The Thomson Corp. plans to buy north Scottsdale-based KnowledgeNet, a privately held company that employs about 250 and provides live online learning programs.
The amount of the deal was not disclosed, and a company spokesman said he could not comment on the sale or the future of employees until the federal government does a standard antitrust review of the purchase.
The deal is expected to be completed by the end of the year. Thomson is based in Toronto and has its U.S. headquarters in Stamford, Conn.
The company said it will merge KnowledgeNet with its enterprise learning business, Thomson NETg.
"Thomson NETg and KnowledgeNet are a perfect fit," Thomas Graunke, KnowledgeNet CEO and co-founder, said in a statement. "Both companies have a long history of improving the effectiveness, accessibility and success of an array of training, development and learning programs.

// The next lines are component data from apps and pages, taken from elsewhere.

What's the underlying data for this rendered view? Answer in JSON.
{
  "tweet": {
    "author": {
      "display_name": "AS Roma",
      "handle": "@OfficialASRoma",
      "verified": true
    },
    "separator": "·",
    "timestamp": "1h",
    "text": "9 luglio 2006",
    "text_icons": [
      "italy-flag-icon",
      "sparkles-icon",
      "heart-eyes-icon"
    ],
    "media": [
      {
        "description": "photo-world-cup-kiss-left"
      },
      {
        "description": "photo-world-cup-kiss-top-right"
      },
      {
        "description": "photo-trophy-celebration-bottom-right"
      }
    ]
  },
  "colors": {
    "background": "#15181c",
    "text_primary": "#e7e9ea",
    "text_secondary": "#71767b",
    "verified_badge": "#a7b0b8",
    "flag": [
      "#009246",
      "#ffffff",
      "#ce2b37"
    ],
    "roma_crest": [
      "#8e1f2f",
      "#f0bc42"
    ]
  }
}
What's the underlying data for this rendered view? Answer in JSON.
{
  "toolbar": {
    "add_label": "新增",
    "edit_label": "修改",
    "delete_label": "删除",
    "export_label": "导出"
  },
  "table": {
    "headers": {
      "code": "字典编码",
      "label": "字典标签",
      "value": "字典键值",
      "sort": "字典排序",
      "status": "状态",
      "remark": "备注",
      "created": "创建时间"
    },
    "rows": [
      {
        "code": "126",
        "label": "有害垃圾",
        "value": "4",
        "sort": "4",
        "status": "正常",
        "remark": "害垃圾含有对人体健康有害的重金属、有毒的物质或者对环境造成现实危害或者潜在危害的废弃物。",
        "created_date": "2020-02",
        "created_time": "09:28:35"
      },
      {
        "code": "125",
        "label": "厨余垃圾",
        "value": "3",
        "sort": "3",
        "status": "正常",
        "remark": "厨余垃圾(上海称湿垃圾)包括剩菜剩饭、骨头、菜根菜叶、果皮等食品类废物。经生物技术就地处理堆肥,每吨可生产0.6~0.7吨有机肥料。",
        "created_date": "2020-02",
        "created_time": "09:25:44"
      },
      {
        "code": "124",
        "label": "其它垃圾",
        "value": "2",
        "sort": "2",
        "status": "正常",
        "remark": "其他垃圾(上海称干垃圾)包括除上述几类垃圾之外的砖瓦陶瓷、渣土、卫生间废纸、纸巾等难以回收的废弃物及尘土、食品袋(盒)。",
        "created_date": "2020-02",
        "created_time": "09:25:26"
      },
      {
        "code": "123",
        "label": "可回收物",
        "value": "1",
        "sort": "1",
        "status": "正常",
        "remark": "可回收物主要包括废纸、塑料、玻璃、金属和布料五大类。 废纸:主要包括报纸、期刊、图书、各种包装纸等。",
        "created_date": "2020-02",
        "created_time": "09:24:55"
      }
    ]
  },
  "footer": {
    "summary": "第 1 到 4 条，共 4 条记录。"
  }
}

By merging our products, learning philosophies and industry expertise we are creating a compelling combination for all of our existing — and new — customers."
KnowledgeNet, 14624 N. Scottsdale Road, provides online learning content and technology to businesses and individuals.
Besides offering courses from well-known technology companies such as Microsoft, Cisco Systems and Sun Microsystems , it provides methods that allow organizations to develop their own courses.
The company’s hires its own experts to teach classes and it also offers self-paced training that can be taken 24-hours a day over the Web.
KnowledgeNet is the latest company that will no longer be based in Scottsdale. German consumer product giant The Henkel Group bought Scottsdale-based Dial Corp. for $2.9 billion late last year and in July 2000 Scottsdalebased PCS Health Systems was sold to a Texas company for nearly $1.3 billion.
Scottsdale economic vitality director Dave Roderique said the KnowledgeNet sale could be good for city.
"Most of the time mergers and acquisitions have actually been beneficial for us," he said. "Once in a while we get get somebody who leaves, but if you look, for example, when Motorola sold off its government systems operation to General Dynamics, they’ve actually added employees here since. Dial . . . still located here and doing well. DHL is another one where they are consolidating around the country, and they’re approaching . . . 1,000 employees now in Scottsdale."
Thomson is a former newspaper publisher that has gradually transformed itself mainly into a database provider. The Tribune is among Thomson’s former newspaper holdings.
Thomson NETg provides a wide range of learning content and technologies, including e-learning, e-reference, e-MBA, e-mentoring, Web-based assessments and certifications, as well as more traditional tools such as textbooks, job aids and instructor-led materials.